→ Exercise: Return the records below exactly as they are written.

[Records excerpted from a collection]
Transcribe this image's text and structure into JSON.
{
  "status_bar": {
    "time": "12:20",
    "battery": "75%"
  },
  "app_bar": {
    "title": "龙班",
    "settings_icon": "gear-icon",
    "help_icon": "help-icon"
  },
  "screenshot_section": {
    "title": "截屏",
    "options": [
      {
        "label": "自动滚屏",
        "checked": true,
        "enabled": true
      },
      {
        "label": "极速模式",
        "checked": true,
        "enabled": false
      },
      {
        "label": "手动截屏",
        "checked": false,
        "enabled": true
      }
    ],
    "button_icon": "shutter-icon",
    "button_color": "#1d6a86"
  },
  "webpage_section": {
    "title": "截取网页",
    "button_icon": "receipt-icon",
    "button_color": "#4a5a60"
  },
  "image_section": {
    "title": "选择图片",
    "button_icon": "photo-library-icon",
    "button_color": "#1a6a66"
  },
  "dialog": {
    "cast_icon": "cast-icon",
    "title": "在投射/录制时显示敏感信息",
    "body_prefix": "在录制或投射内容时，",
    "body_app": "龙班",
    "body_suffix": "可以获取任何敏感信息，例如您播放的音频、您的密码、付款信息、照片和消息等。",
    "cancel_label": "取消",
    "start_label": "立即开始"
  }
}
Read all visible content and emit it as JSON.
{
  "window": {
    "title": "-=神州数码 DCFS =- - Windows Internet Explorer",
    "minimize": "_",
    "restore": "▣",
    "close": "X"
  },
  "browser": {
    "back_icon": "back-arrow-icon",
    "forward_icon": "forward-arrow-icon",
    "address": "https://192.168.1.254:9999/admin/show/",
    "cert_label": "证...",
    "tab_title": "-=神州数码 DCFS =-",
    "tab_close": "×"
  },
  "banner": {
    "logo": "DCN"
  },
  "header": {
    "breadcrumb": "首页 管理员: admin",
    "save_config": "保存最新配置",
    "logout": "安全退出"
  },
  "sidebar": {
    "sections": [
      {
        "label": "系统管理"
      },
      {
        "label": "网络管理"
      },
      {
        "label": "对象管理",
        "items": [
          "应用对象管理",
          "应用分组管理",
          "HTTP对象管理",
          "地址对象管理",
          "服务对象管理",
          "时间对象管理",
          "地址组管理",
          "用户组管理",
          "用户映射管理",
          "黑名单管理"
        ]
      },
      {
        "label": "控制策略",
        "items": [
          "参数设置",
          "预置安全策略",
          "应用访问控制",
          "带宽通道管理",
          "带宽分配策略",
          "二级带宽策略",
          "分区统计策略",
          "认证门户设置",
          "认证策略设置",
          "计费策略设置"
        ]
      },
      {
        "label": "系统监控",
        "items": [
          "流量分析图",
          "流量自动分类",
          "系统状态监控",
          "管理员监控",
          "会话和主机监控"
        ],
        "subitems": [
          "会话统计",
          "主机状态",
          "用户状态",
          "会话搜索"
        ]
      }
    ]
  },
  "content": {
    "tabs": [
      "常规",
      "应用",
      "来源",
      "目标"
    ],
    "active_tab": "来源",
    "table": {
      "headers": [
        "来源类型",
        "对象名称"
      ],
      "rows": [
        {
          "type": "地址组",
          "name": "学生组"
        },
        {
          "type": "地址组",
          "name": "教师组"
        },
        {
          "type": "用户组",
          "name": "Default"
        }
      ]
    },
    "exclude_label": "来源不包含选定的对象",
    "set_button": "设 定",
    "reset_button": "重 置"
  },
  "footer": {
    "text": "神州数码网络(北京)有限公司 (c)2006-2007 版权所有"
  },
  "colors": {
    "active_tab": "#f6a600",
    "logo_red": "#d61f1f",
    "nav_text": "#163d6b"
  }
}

→ Answer area:
Transcribe this image's text and structure into JSON.
{
  "status_bar": {
    "time": "12:20",
    "battery": "75%"
  },
  "app_bar": {
    "title": "龙班",
    "settings_icon": "gear-icon",
    "help_icon": "help-icon"
  },
  "screenshot_section": {
    "title": "截屏",
    "options": [
      {
        "label": "自动滚屏",
        "checked": true,
        "enabled": true
      },
      {
        "label": "极速模式",
        "checked": true,
        "enabled": false
      },
      {
        "label": "手动截屏",
        "checked": false,
        "enabled": true
      }
    ],
    "button_icon": "shutter-icon",
    "button_color": "#1d6a86"
  },
  "webpage_section": {
    "title": "截取网页",
    "button_icon": "receipt-icon",
    "button_color": "#4a5a60"
  },
  "image_section": {
    "title": "选择图片",
    "button_icon": "photo-library-icon",
    "button_color": "#1a6a66"
  },
  "dialog": {
    "cast_icon": "cast-icon",
    "title": "在投射/录制时显示敏感信息",
    "body_prefix": "在录制或投射内容时，",
    "body_app": "龙班",
    "body_suffix": "可以获取任何敏感信息，例如您播放的音频、您的密码、付款信息、照片和消息等。",
    "cancel_label": "取消",
    "start_label": "立即开始"
  }
}
Read all visible content and emit it as JSON.
{
  "window": {
    "title": "-=神州数码 DCFS =- - Windows Internet Explorer",
    "minimize": "_",
    "restore": "▣",
    "close": "X"
  },
  "browser": {
    "back_icon": "back-arrow-icon",
    "forward_icon": "forward-arrow-icon",
    "address": "https://192.168.1.254:9999/admin/show/",
    "cert_label": "证...",
    "tab_title": "-=神州数码 DCFS =-",
    "tab_close": "×"
  },
  "banner": {
    "logo": "DCN"
  },
  "header": {
    "breadcrumb": "首页 管理员: admin",
    "save_config": "保存最新配置",
    "logout": "安全退出"
  },
  "sidebar": {
    "sections": [
      {
        "label": "系统管理"
      },
      {
        "label": "网络管理"
      },
      {
        "label": "对象管理",
        "items": [
          "应用对象管理",
          "应用分组管理",
          "HTTP对象管理",
          "地址对象管理",
          "服务对象管理",
          "时间对象管理",
          "地址组管理",
          "用户组管理",
          "用户映射管理",
          "黑名单管理"
        ]
      },
      {
        "label": "控制策略",
        "items": [
          "参数设置",
          "预置安全策略",
          "应用访问控制",
          "带宽通道管理",
          "带宽分配策略",
          "二级带宽策略",
          "分区统计策略",
          "认证门户设置",
          "认证策略设置",
          "计费策略设置"
        ]
      },
      {
        "label": "系统监控",
        "items": [
          "流量分析图",
          "流量自动分类",
          "系统状态监控",
          "管理员监控",
          "会话和主机监控"
        ],
        "subitems": [
          "会话统计",
          "主机状态",
          "用户状态",
          "会话搜索"
        ]
      }
    ]
  },
  "content": {
    "tabs": [
      "常规",
      "应用",
      "来源",
      "目标"
    ],
    "active_tab": "来源",
    "table": {
      "headers": [
        "来源类型",
        "对象名称"
      ],
      "rows": [
        {
          "type": "地址组",
          "name": "学生组"
        },
        {
          "type": "地址组",
          "name": "教师组"
        },
        {
          "type": "用户组",
          "name": "Default"
        }
      ]
    },
    "exclude_label": "来源不包含选定的对象",
    "set_button": "设 定",
    "reset_button": "重 置"
  },
  "footer": {
    "text": "神州数码网络(北京)有限公司 (c)2006-2007 版权所有"
  },
  "colors": {
    "active_tab": "#f6a600",
    "logo_red": "#d61f1f",
    "nav_text": "#163d6b"
  }
}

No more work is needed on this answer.